Jason Babin does not change depending on circumstance.
And the Jacksonville Jaguars were more than willing to take him just as he is.
“He said, ‘I hope you don’t mind, but what you see in games is how I practice,’ ” Jacksonville coach Mike Mularkey said. “I said, ‘I don’t mind. Our tackles may have an issue with it, but I’m fine with it.’ And he does, and that is the culture we want here.”
The Jaguars claimed Babin off waivers from the Philadelphia Eagles on Nov. 28 and immediately made him their starter at left defensive end. In four games, he already has one and a half sacks and two forced fumbles.
Just as important, though, they did not view him simply as someone who would help them get to the end of the season, when ends Sunday when the Tennessee Titans host Jacksonville (noon, CBS).
“They’ve expressed to me that they want me to be here long term,” Babin said Wednesday. “I want to be here long-term. Part of the deal is that they want me to help build the D-line culture, how we practice, how we get after the quarterback, the intensity, the relentlessness.”
Now that would be something different.
While his attitude and approach remain consistent the ninth-year defensive end has changed teams consistently throughout his NFL tenure. Jacksonville is his sixth stop on a career path that includes two swings through Philadelphia.
If he makes it to the end of his current contract, which has three years remaining, he will stay in Jacksonville longer than anywhere else he has played, including Tennessee.
The five-year, $28 million pact, in fact, was the result of the one season he spent with the Titans. Signed as an affordable free agent prior to the 2010 season, he recorded a team-high 12.5 sacks and earned his first Pro Bowl invitation yet no serious effort was made to extend his stay.

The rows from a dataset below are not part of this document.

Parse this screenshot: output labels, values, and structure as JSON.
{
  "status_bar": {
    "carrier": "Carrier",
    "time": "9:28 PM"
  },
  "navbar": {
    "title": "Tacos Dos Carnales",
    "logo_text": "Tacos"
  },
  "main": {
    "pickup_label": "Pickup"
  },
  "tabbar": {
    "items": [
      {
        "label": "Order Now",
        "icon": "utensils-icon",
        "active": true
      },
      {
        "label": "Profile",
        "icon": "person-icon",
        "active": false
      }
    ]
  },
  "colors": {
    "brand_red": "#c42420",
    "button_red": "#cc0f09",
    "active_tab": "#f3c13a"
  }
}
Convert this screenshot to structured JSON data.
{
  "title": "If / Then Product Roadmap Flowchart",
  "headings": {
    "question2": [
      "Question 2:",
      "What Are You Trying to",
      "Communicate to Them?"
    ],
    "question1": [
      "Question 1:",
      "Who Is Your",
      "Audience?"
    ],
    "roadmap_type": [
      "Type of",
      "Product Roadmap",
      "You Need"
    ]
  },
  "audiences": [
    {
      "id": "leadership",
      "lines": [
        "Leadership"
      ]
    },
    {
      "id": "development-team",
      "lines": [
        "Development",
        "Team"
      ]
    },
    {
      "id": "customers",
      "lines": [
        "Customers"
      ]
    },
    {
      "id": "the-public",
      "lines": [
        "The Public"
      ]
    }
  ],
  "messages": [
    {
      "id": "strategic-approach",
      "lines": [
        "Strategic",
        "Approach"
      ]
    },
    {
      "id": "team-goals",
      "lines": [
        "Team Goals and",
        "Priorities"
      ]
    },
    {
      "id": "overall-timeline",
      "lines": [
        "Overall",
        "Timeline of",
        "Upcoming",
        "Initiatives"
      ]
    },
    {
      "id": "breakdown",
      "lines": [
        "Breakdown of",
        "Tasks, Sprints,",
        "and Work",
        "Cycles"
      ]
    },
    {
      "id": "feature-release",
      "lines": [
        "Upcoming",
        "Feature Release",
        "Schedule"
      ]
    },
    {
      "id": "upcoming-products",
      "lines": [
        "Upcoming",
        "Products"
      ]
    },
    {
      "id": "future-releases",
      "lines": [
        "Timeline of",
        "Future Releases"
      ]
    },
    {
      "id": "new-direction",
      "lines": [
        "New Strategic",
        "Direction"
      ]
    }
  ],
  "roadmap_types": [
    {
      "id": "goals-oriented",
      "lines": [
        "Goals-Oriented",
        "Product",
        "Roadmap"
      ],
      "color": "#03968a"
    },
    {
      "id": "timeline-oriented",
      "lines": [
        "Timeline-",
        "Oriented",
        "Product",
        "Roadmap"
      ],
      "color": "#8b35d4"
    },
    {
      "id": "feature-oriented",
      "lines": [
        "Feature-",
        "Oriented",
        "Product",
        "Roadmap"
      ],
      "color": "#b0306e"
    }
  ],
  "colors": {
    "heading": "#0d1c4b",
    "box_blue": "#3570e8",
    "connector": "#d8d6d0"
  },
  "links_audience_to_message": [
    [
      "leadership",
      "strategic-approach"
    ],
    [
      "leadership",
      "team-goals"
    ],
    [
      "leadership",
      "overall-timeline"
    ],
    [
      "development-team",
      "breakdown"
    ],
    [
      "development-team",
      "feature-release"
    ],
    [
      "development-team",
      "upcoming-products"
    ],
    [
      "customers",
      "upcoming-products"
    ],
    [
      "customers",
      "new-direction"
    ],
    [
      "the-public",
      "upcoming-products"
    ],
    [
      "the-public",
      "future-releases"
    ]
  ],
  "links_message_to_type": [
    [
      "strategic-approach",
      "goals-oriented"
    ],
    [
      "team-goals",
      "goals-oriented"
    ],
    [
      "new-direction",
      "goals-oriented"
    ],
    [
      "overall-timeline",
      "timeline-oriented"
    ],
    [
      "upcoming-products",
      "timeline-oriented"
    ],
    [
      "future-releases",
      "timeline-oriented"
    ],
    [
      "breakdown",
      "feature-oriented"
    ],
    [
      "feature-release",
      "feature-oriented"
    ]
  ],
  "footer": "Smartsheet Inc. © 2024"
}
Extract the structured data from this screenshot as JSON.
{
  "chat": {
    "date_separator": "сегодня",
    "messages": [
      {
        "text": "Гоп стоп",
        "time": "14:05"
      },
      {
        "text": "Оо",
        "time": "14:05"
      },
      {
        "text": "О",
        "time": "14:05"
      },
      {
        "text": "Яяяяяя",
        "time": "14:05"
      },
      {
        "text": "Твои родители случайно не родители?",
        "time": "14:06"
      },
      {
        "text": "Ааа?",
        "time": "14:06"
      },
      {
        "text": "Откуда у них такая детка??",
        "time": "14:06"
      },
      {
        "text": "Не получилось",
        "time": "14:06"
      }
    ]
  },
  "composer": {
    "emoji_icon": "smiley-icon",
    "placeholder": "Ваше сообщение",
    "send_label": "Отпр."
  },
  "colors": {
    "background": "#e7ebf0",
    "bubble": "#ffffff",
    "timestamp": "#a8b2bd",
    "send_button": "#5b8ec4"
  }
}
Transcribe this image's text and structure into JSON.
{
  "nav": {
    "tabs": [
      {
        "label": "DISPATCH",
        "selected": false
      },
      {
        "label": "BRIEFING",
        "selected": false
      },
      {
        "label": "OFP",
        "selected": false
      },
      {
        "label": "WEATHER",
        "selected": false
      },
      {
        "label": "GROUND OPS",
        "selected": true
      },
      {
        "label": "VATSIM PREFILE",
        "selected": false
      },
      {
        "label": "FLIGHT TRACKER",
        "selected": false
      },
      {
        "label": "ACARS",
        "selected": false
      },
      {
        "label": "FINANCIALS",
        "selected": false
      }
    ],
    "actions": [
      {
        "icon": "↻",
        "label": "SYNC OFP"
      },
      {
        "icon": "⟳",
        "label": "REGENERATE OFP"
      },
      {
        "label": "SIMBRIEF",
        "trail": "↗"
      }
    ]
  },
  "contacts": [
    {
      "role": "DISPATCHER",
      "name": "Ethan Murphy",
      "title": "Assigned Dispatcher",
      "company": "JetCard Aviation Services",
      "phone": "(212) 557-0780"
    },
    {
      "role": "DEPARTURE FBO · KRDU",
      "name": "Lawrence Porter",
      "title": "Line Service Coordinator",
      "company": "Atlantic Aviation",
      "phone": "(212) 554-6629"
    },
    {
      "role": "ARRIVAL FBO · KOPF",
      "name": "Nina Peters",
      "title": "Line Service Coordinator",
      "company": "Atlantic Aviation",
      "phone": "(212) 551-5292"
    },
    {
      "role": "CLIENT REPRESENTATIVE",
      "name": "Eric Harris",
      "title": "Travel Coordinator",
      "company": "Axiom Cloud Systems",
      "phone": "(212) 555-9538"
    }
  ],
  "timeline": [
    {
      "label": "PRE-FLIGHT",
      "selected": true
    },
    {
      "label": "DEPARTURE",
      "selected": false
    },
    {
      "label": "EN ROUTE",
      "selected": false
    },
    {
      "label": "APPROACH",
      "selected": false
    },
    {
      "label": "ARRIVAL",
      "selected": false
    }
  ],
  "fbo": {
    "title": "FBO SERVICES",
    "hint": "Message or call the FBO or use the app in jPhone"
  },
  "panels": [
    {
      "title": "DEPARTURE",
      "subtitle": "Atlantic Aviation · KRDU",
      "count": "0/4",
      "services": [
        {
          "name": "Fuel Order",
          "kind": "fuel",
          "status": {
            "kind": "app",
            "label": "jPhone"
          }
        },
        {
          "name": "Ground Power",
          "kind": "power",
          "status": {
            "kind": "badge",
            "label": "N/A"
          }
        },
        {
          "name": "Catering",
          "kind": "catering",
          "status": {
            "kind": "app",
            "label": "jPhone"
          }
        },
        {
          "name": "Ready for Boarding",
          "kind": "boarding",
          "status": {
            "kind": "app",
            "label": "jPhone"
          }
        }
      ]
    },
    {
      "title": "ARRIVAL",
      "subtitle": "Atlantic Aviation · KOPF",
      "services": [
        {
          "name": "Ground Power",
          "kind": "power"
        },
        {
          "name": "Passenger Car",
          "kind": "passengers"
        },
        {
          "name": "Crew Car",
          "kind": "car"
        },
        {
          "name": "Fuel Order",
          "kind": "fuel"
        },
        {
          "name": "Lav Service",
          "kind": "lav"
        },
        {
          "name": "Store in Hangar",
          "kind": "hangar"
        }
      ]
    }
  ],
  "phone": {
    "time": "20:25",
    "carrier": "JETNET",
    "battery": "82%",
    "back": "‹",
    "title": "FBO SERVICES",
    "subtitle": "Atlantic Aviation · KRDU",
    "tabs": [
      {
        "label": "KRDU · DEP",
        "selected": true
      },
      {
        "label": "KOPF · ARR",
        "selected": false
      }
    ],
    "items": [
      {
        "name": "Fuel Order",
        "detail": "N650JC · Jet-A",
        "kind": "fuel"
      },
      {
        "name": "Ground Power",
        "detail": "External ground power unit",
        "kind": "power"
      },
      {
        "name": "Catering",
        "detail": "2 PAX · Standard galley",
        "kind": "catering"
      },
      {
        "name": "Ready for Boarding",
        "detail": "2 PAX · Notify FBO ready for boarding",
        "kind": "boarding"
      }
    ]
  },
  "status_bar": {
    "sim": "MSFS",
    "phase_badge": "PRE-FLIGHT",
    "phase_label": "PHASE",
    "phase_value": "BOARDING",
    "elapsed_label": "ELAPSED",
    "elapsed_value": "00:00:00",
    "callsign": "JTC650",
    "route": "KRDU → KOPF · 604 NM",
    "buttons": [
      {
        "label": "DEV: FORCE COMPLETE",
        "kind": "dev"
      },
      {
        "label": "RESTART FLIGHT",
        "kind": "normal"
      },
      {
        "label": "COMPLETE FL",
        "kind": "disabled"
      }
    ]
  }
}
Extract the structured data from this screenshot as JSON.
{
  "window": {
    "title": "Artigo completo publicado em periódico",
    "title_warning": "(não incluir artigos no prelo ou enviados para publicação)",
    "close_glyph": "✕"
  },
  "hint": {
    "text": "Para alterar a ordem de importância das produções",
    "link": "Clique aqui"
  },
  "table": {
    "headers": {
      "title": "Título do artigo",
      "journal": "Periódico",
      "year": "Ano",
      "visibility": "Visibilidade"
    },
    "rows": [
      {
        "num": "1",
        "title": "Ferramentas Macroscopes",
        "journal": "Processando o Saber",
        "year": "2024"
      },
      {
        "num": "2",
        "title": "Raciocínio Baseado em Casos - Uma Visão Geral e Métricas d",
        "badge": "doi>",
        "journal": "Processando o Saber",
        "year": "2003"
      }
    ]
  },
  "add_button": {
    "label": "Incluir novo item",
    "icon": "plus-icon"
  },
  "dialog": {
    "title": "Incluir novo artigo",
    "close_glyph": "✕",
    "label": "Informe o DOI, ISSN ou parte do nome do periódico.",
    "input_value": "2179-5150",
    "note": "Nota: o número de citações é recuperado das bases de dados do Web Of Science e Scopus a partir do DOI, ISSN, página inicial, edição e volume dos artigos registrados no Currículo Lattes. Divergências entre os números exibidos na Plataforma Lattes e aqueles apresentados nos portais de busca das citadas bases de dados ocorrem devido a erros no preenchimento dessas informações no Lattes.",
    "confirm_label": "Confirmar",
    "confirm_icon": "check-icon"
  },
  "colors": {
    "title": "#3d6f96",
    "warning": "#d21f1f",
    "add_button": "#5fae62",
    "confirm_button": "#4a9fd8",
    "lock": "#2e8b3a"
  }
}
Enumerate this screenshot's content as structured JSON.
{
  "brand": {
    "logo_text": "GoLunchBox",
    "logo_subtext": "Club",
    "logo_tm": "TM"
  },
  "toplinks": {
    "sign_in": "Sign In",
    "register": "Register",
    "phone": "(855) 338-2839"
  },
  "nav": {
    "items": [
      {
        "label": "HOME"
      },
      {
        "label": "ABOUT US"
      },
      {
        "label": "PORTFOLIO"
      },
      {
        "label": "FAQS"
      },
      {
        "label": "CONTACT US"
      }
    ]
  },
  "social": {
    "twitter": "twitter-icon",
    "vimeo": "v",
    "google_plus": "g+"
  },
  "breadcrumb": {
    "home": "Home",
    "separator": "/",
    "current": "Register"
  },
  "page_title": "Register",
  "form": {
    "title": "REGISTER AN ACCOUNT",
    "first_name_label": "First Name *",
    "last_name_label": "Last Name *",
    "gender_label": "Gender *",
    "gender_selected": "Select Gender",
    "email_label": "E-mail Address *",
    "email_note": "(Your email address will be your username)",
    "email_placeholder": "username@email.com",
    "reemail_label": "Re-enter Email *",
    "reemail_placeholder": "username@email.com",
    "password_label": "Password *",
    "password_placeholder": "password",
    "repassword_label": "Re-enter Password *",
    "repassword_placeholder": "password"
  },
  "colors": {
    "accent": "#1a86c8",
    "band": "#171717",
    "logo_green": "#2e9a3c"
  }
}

“I don’t look back and have any regrets,” he said. “I don’t worry about things I don’t control. [The Titans] didn’t see me in their plans, and I had no hard feelings. I got a heck of an opportunity. … It was kind of when I got my first real opportunity to play defensive end. It was pretty meaningful.”
Drafted 27th overall by Houston in 2007, he had just 13 sacks in three seasons as an outside linebacker in the Texans’ 3-4 scheme. Over the next three seasons he bounced from Seattle to Kansas City to Philadelphia before he ended up in Tennessee and finally enjoyed a breakout.
He went to the Pro Bowl again in 2011 with the Eagles, who suddenly waived him — and fired former Titans defensive line coach Jim Washburn a short time later — with a little more than a month to go in this season.
“I don’t know, I just guess they thought they could change the way I went about my business,” he said. “I feel like I got the way I got because of how I practiced and worked and lived and played. I look at [Jacksonville] as a great opportunity for me.
“My stripes are kind of already the way they are. The way I practice — aggressive, loud. The way I play the game. … They have a different approach and a different style than I do. It’s upsetting because they knew what they were getting when they hired me.”
Just like the Titans know full well what to expect when they face him on Sunday.
• Running back Chris Johnson (ankle), tight end Craig Stevens (concussion), wide receiver Damian Williams (foot), linebacker Colin McCarthy (concussion), running back Jamie Harper (ankle) and linebacker Will Witherspoon (chest) were among those who did not practice Wednesday.
On a positive note, wide receiver Kendall Wright (ribs) did complete the full workout and looked ready to play Sunday.
• The Titans added running back Alvester Alexander to the practice squad. The undrafted rookie originally signed with Chicago and spent time on Indianapolis’ practice squad. He replaced linebacker Mike Mohamed, who was moved to the practice squad/injured list.